Dataset entries:
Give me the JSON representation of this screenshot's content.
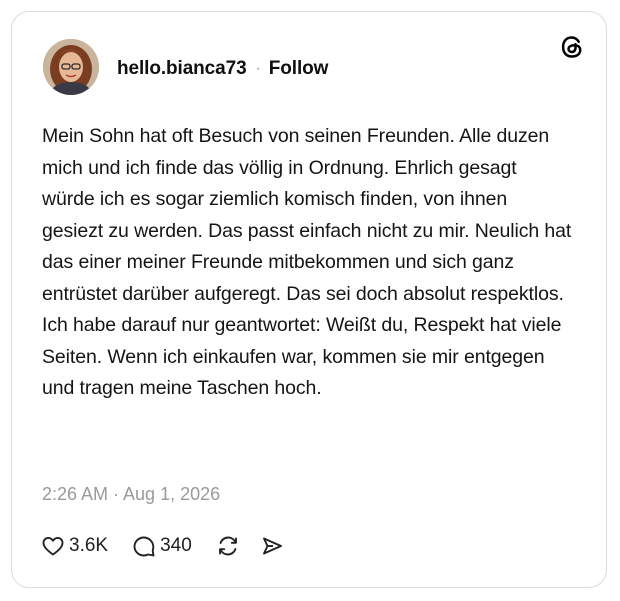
{
  "post": {
    "username": "hello.bianca73",
    "separator": "·",
    "follow_label": "Follow",
    "text": "Mein Sohn hat oft Besuch von seinen Freunden. Alle duzen mich und ich finde das völlig in Ordnung. Ehrlich gesagt würde ich es sogar ziemlich komisch finden, von ihnen gesiezt zu werden. Das passt einfach nicht zu mir. Neulich hat das einer meiner Freunde mitbekommen und sich ganz entrüstet darüber aufgeregt. Das sei doch absolut respektlos. Ich habe darauf nur geantwortet: Weißt du, Respekt hat viele Seiten. Wenn ich einkaufen war, kommen sie mir entgegen und tragen meine Taschen hoch.",
    "timestamp": "2:26 AM · Aug 1, 2026"
  },
  "actions": {
    "likes": "3.6K",
    "replies": "340"
  },
  "icons": {
    "brand": "threads-logo-icon",
    "like": "heart-icon",
    "reply": "comment-bubble-icon",
    "repost": "repost-icon",
    "share": "send-icon"
  },
  "colors": {
    "text": "#101010",
    "muted": "#9a9a9a",
    "border": "#dcdcdc",
    "background": "#ffffff"
  }
}
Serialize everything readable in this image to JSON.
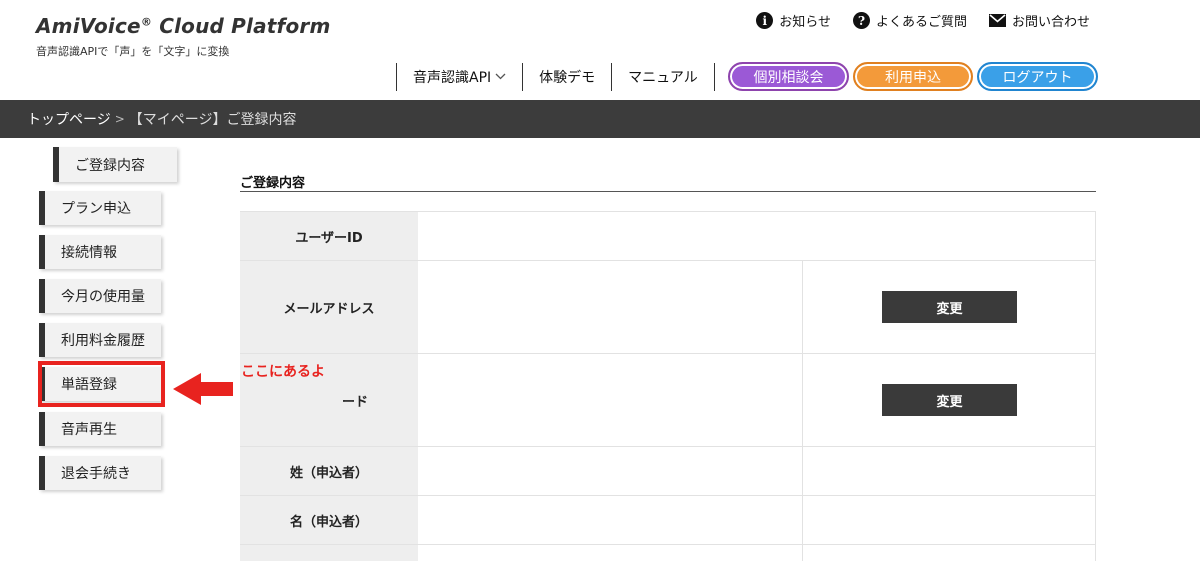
{
  "header": {
    "brand_name": "AmiVoice",
    "brand_reg": "®",
    "brand_rest": " Cloud Platform",
    "brand_sub": "音声認識APIで「声」を「文字」に変換"
  },
  "utility_nav": [
    {
      "icon": "info-icon",
      "glyph": "i",
      "label": "お知らせ"
    },
    {
      "icon": "question-icon",
      "glyph": "?",
      "label": "よくあるご質問"
    },
    {
      "icon": "mail-icon",
      "label": "お問い合わせ"
    }
  ],
  "main_nav": {
    "speech_api": "音声認識API",
    "demo": "体験デモ",
    "manual": "マニュアル"
  },
  "pills": {
    "consult": "個別相談会",
    "apply": "利用申込",
    "logout": "ログアウト"
  },
  "breadcrumb": {
    "home": "トップページ",
    "sep": ">",
    "current": "【マイページ】ご登録内容"
  },
  "sidebar": [
    "ご登録内容",
    "プラン申込",
    "接続情報",
    "今月の使用量",
    "利用料金履歴",
    "単語登録",
    "音声再生",
    "退会手続き"
  ],
  "annotation": {
    "text": "ここにあるよ",
    "color": "#e8231f"
  },
  "section_title": "ご登録内容",
  "table": {
    "user_id": "ユーザーID",
    "email": "メールアドレス",
    "password_partial": "ード",
    "last_name": "姓（申込者）",
    "first_name": "名（申込者）",
    "change": "変更"
  },
  "colors": {
    "consult": "#9b59d6",
    "apply": "#f39a3a",
    "logout": "#3aa0e8",
    "breadcrumb_bg": "#3c3c3c",
    "button_dark": "#3a3a3a"
  }
}
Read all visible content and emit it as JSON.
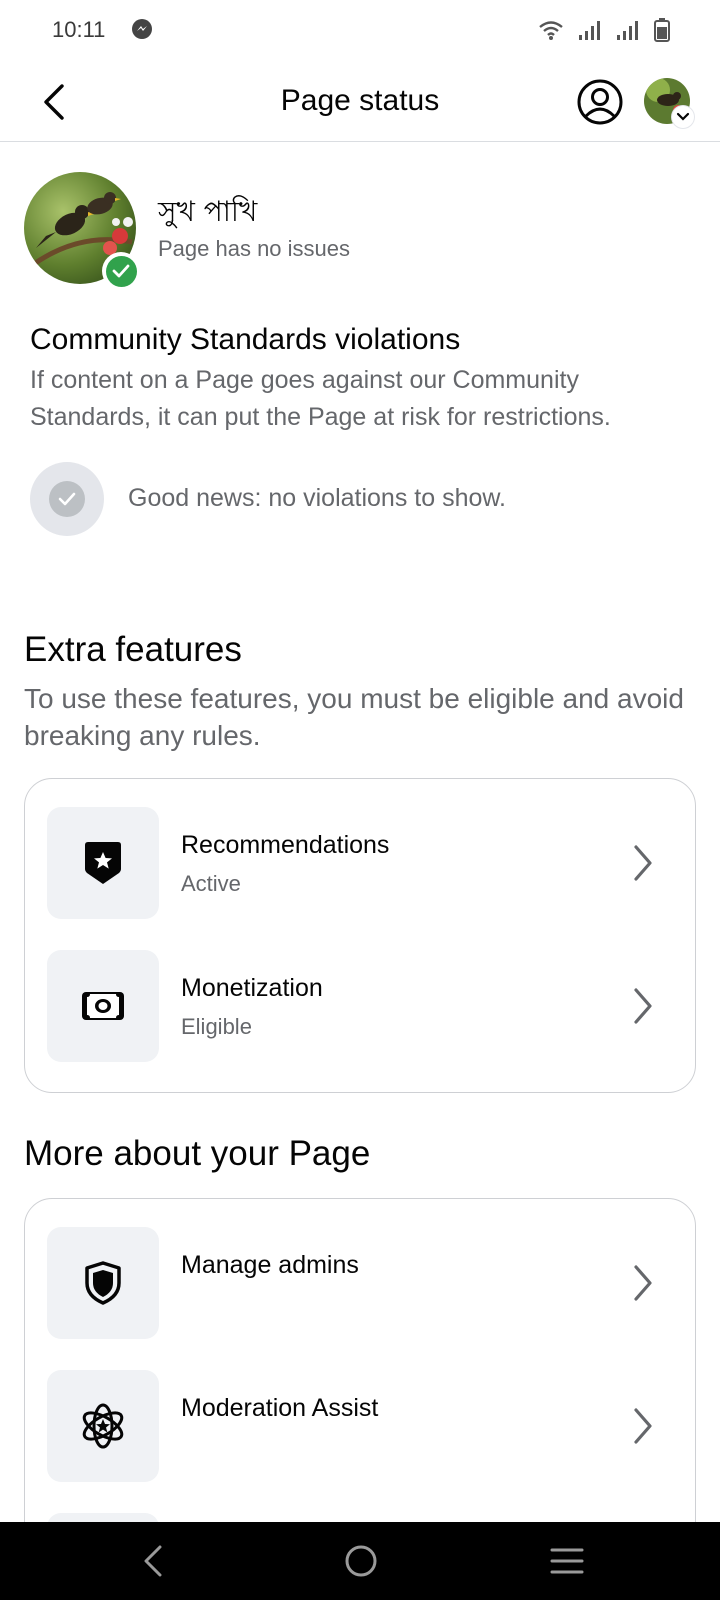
{
  "status_bar": {
    "time": "10:11"
  },
  "app_bar": {
    "title": "Page status"
  },
  "page": {
    "name": "সুখ পাখি",
    "status": "Page has no issues"
  },
  "community_standards": {
    "title": "Community Standards violations",
    "description": "If content on a Page goes against our Community Standards, it can put the Page at risk for restrictions.",
    "status_text": "Good news: no violations to show."
  },
  "extra_features": {
    "title": "Extra features",
    "description": "To use these features, you must be eligible and avoid breaking any rules.",
    "items": [
      {
        "label": "Recommendations",
        "status": "Active",
        "icon": "badge-star-icon"
      },
      {
        "label": "Monetization",
        "status": "Eligible",
        "icon": "money-icon"
      }
    ]
  },
  "more_about": {
    "title": "More about your Page",
    "items": [
      {
        "label": "Manage admins",
        "icon": "shield-icon"
      },
      {
        "label": "Moderation Assist",
        "icon": "atom-star-icon"
      }
    ]
  },
  "colors": {
    "verified_green": "#31a24c",
    "secondary_text": "#65676b",
    "tile_bg": "#f0f2f5",
    "card_border": "#ced0d4"
  }
}
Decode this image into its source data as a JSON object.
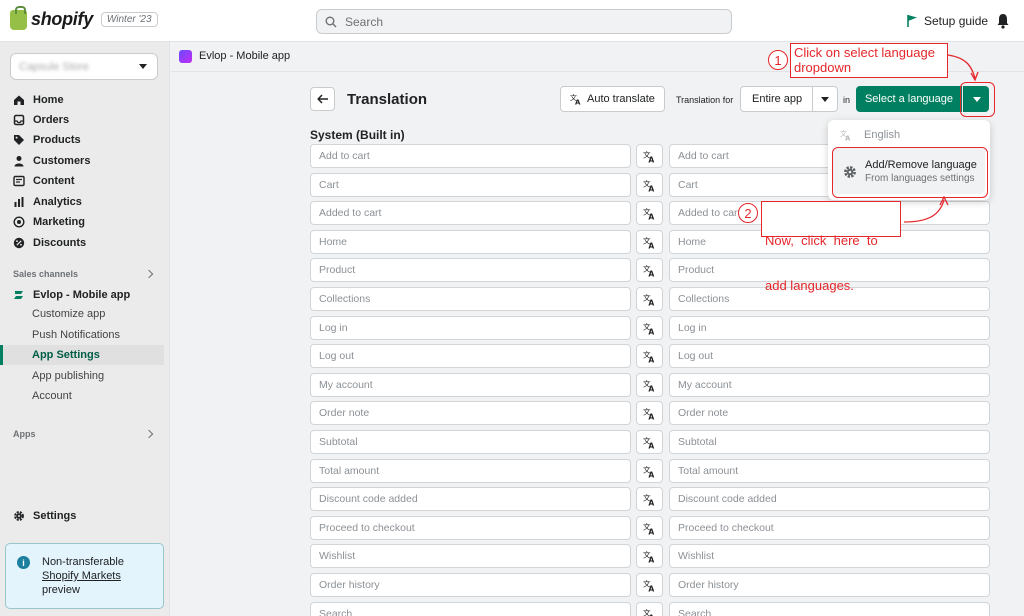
{
  "topbar": {
    "brand": "shopify",
    "badge": "Winter '23",
    "search_placeholder": "Search",
    "setup_guide": "Setup guide"
  },
  "sidebar": {
    "store_name": "Capsule Store",
    "nav": [
      {
        "label": "Home",
        "icon": "home-icon"
      },
      {
        "label": "Orders",
        "icon": "orders-icon"
      },
      {
        "label": "Products",
        "icon": "tag-icon"
      },
      {
        "label": "Customers",
        "icon": "person-icon"
      },
      {
        "label": "Content",
        "icon": "content-icon"
      },
      {
        "label": "Analytics",
        "icon": "bar-chart-icon"
      },
      {
        "label": "Marketing",
        "icon": "target-icon"
      },
      {
        "label": "Discounts",
        "icon": "discount-icon"
      }
    ],
    "sales_channels_label": "Sales channels",
    "channel": "Evlop - Mobile app",
    "channel_sub": [
      "Customize app",
      "Push Notifications",
      "App Settings",
      "App publishing",
      "Account"
    ],
    "apps_label": "Apps",
    "settings": "Settings",
    "info": {
      "line1": "Non-transferable",
      "link": "Shopify Markets",
      "line3": "preview"
    }
  },
  "appbar": {
    "name": "Evlop - Mobile app"
  },
  "page": {
    "title": "Translation",
    "auto_translate": "Auto translate",
    "translation_for": "Translation for",
    "scope": "Entire app",
    "in": "in",
    "select_language": "Select a language",
    "section": "System (Built in)"
  },
  "strings": [
    "Add to cart",
    "Cart",
    "Added to cart",
    "Home",
    "Product",
    "Collections",
    "Log in",
    "Log out",
    "My account",
    "Order note",
    "Subtotal",
    "Total amount",
    "Discount code added",
    "Proceed to checkout",
    "Wishlist",
    "Order history",
    "Search"
  ],
  "popover": {
    "english": "English",
    "add_remove": "Add/Remove language",
    "add_remove_sub": "From languages settings"
  },
  "annotations": {
    "step1_num": "1",
    "step1_line1": "Click on select language",
    "step1_line2": "dropdown",
    "step2_num": "2",
    "step2_line1": "Now,  click  here  to",
    "step2_line2": "add languages."
  },
  "colors": {
    "accent": "#008060",
    "annotation": "#e5262a"
  }
}
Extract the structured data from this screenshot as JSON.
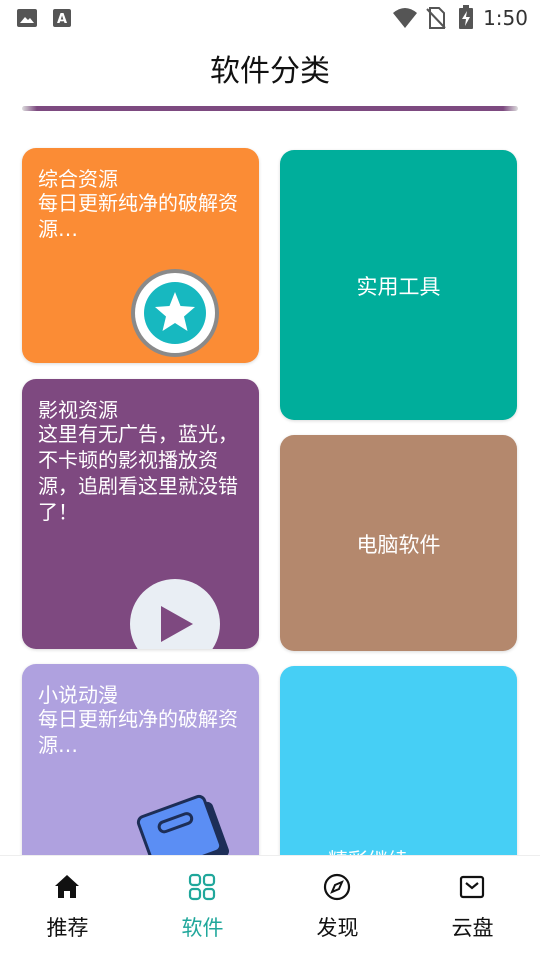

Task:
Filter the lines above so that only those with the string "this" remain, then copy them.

Response area:
Give me the JSON representation of this screenshot's content.
Serialize everything readable in this image to JSON.
Decode this image into its source data as a JSON object.
Extract the structured data from this screenshot as JSON.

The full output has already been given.